Adams said the project was a legitimate use of the county’s assets because a state law, Kentucky Revised Statute (KRS) 179.375, says that after accepting an access road or driveway to a church, public school or cemetery into a county road system, it can be constructed and maintained by the county. That could explain Adams' rationale that the parking lot was, in fact, a driveway, but it doesn't explain why the magistrates weren't asked to vote on taking the church's parking lot into county maintenance like they do on every other road.
According to road department documents, the project cost more than $6,000. The county provided equipment at a cost of $1,263 and labor at a cost of $866. The Church at Cedar Creek was billed $4,000, the amount County Road Engineer Alan Bowman told the Fiscal Court was the cost of material.
Adams said the parking lot project was completely transparent and work was done in plain view of the highway but he admitted when questioned that he had consulted neither County Attorney Daryl Day or any of the magistrates, which could cause some problems.
The Kentucky Attorney General's Office would not offer an opinion on Adams’ decision until Day decided whether he would defend the decision or not. Day was not available to comment on Monday afternoon or all day Tuesday on the matter. The magistrates will be faced with a tough choice as well; the KRS that Adams cited as authority to build parking lots for churches requires the parking lots to be taken into county maintenance. When questioned, Magistrates Joe Stanley and Dexter Todd said they would not vote to do so, and Johnny Padgett did not respond.
County resident Greg Rice, who attended the meeting, became the target of Adams' ire when he rose and told the court the county wasn't for sale. Adams responded, “Yes it is,” and accused Rice of being in court over the church parking lot construction only because the county has refused to do additional work on the road that leads to Rice's home.
“The only reason you are here is because we won't spend X-dollars on the end of your road,” Adams said.
Rice expressed doubt about the $4,000 cost of material for the project and later provided documentation that showed county estimates for the same material for his road were billed at a higher rate than the church was. For example, the church was billed at a rate of $2 a gallon for tack oil, and the estimate for the project Rice proposed had tack oil at $3 a gallon.
Magistrate Joe Stanley tried to defuse the atmosphere in the court saying, “This is a Christian county and I don't see this as a problem.”
Rice said, “There is (a problem).”
Adams then said, that “when requested, we try to do what is requested if we have the time.”
When Rice asked Adams, “What part of that KRS allows you to pump that much money and time into a church parking lot?” Adams cut him off saying, “This is done.

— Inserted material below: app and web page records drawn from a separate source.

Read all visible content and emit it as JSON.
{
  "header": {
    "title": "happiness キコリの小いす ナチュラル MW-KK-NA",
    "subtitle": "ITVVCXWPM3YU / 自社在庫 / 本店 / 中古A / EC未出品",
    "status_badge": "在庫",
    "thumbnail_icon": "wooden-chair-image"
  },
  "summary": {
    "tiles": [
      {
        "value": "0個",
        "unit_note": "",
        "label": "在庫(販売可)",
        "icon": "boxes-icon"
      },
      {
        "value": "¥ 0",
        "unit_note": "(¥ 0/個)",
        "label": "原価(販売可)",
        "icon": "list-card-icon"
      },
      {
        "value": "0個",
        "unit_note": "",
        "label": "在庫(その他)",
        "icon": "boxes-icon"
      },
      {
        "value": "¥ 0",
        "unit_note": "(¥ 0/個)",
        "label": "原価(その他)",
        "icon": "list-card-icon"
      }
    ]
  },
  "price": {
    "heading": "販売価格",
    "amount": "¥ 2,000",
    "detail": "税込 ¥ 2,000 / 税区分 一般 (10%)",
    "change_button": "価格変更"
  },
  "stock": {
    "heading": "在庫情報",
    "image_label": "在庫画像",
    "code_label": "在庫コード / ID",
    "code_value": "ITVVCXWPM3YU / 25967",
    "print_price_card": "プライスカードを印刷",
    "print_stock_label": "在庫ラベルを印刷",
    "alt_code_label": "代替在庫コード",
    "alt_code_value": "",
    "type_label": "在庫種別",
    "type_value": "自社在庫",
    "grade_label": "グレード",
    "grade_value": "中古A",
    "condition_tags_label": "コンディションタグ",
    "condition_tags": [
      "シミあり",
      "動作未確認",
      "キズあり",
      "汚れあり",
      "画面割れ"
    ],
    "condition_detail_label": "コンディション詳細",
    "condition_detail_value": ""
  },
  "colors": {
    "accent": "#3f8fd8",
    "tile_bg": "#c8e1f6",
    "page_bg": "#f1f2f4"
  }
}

If you want to go to the next level, either civil court or the attorney general, take it there. I don't know anyone who goes to that church.”
What happens next is in the taxpayers’ hands; if an individual wants to sue the county for violating state and federal laws, Day will have to make a decision on whether or not to defend Adams’ decision.
When The Interior Journal contacted the state's Legislative Research Commission, it referred the question to legal representatives of the state Transportation Cabinet. The Transportation Cabinet counsel wouldn't offer an opinion and referred questions to the Attorney General’s Office.
The AGO counsel that handles transportation issues said the ball is in the county attorney's court.